### INSTRUCTIONS TO FOLLOW
Only a number is expected: how many lines in these records mention the word "JSON"?

[INPUT DATA — start]

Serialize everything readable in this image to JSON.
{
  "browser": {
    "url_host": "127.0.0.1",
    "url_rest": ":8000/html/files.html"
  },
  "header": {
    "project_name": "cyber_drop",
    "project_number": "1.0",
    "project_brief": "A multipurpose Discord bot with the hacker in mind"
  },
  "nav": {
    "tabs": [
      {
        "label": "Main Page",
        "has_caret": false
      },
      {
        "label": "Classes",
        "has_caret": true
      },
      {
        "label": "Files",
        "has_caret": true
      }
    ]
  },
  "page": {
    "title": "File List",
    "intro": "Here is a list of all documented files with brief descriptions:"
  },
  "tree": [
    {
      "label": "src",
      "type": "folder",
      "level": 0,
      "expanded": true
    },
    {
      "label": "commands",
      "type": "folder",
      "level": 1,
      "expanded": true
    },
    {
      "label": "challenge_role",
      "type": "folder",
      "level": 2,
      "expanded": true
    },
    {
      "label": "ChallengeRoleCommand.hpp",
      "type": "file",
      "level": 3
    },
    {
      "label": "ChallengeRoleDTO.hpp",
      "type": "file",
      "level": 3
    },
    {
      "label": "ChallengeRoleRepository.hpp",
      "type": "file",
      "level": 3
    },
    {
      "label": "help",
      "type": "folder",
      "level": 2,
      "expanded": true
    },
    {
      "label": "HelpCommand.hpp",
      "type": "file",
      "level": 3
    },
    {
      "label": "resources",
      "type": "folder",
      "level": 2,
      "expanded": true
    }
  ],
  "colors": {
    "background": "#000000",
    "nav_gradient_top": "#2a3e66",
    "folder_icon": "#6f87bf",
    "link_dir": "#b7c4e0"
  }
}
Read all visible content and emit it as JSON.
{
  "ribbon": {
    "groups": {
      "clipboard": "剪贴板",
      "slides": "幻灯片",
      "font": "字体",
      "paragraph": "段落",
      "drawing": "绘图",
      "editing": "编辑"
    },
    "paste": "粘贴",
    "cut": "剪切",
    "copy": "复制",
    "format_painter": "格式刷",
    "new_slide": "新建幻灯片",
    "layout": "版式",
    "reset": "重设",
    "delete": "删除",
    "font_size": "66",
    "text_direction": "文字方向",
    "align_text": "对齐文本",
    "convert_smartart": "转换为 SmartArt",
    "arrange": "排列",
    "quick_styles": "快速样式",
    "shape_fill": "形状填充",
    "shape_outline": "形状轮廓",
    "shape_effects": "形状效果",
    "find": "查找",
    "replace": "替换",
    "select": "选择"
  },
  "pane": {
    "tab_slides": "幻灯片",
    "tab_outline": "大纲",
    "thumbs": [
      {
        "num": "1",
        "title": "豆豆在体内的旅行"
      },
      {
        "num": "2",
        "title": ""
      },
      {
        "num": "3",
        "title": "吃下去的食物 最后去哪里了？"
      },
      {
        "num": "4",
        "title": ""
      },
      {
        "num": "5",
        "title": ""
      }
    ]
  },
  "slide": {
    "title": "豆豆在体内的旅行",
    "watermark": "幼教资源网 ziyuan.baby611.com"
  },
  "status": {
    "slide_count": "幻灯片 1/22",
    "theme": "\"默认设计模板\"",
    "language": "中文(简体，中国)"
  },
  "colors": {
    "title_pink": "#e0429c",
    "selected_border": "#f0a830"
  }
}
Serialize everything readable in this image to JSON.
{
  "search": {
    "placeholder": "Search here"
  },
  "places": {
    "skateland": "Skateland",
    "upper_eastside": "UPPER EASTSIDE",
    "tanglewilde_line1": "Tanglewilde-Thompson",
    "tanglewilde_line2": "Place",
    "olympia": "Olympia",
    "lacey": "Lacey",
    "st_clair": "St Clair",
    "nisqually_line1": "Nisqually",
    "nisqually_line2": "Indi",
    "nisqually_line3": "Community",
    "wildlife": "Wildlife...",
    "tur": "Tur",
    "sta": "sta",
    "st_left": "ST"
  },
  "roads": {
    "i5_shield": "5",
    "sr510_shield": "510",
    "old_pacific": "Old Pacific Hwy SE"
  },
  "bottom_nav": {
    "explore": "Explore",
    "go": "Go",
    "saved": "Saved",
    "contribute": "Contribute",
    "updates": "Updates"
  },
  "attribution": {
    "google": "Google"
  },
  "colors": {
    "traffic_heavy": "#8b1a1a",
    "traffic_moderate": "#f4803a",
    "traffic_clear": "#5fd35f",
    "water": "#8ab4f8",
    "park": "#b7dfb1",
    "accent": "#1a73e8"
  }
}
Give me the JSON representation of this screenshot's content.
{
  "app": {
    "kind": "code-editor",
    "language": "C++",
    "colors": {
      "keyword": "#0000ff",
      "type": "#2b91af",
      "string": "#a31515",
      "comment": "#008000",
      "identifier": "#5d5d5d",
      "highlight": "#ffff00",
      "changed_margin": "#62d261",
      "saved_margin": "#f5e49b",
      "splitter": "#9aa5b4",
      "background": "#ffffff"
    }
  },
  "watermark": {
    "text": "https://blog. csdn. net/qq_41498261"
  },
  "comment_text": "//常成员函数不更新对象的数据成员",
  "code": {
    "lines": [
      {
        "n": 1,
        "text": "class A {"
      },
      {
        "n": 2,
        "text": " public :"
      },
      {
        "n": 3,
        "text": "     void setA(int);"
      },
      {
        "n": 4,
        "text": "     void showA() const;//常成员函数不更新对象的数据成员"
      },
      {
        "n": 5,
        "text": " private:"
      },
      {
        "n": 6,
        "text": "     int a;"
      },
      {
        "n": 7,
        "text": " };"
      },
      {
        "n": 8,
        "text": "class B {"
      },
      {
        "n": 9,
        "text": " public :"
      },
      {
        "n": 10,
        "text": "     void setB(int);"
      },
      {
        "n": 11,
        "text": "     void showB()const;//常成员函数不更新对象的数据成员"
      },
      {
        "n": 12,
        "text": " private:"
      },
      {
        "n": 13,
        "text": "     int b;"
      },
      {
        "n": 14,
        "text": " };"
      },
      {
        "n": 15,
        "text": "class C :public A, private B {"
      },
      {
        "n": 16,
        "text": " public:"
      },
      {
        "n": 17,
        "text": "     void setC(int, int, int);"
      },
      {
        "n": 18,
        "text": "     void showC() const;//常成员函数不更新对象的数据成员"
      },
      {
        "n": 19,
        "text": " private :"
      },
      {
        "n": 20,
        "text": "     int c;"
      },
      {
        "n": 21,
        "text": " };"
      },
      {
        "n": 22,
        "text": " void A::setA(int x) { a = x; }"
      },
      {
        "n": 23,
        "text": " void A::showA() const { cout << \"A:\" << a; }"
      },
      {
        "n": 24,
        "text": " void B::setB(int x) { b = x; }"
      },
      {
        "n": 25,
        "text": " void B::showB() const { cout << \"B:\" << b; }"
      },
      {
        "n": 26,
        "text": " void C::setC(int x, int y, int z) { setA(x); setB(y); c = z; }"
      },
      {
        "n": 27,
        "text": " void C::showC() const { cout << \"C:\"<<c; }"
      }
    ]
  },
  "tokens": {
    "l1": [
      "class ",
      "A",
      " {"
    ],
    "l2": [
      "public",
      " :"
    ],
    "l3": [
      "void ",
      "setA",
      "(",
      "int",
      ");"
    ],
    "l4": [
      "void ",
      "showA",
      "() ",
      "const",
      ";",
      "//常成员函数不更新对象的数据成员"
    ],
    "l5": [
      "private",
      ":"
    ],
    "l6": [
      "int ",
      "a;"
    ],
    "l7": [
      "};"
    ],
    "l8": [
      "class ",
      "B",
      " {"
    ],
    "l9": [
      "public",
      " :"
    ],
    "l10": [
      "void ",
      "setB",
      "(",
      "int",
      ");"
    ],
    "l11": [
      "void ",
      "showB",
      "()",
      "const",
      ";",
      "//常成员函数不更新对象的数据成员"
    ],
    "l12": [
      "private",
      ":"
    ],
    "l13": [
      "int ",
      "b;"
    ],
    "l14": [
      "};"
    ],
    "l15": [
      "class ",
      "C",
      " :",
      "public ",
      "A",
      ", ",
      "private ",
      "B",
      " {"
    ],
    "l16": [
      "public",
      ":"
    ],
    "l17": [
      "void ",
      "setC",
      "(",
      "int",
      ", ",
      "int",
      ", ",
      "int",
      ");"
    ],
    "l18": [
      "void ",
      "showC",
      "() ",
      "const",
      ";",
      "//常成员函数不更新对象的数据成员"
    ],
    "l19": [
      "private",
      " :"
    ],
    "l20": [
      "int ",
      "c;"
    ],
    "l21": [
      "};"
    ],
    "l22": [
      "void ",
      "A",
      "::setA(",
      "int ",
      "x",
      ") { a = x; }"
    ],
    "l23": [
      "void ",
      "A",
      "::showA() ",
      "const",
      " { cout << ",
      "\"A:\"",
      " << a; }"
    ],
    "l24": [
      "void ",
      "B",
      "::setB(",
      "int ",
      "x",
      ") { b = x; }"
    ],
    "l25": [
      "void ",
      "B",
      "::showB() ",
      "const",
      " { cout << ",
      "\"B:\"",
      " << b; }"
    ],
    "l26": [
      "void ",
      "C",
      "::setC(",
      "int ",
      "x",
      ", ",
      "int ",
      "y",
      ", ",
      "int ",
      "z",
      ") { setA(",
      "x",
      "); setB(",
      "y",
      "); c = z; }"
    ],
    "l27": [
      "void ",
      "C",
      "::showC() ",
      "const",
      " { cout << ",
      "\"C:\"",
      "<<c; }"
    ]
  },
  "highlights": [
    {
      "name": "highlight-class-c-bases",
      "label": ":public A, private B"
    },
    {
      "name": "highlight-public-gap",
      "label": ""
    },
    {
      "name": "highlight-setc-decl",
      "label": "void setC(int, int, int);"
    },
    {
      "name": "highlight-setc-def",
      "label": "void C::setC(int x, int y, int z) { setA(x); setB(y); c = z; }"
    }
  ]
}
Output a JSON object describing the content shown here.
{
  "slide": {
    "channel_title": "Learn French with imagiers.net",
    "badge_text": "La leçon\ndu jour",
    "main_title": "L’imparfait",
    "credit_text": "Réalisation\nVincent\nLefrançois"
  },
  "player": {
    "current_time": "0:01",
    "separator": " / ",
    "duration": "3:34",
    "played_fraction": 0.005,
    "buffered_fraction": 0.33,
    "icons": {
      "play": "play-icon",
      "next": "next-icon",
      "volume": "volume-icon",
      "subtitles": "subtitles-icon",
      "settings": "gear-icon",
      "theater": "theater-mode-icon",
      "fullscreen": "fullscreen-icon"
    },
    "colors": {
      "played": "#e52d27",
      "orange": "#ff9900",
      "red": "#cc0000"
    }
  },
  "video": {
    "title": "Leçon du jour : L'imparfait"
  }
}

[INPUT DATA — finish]

### ANSWER BOX
5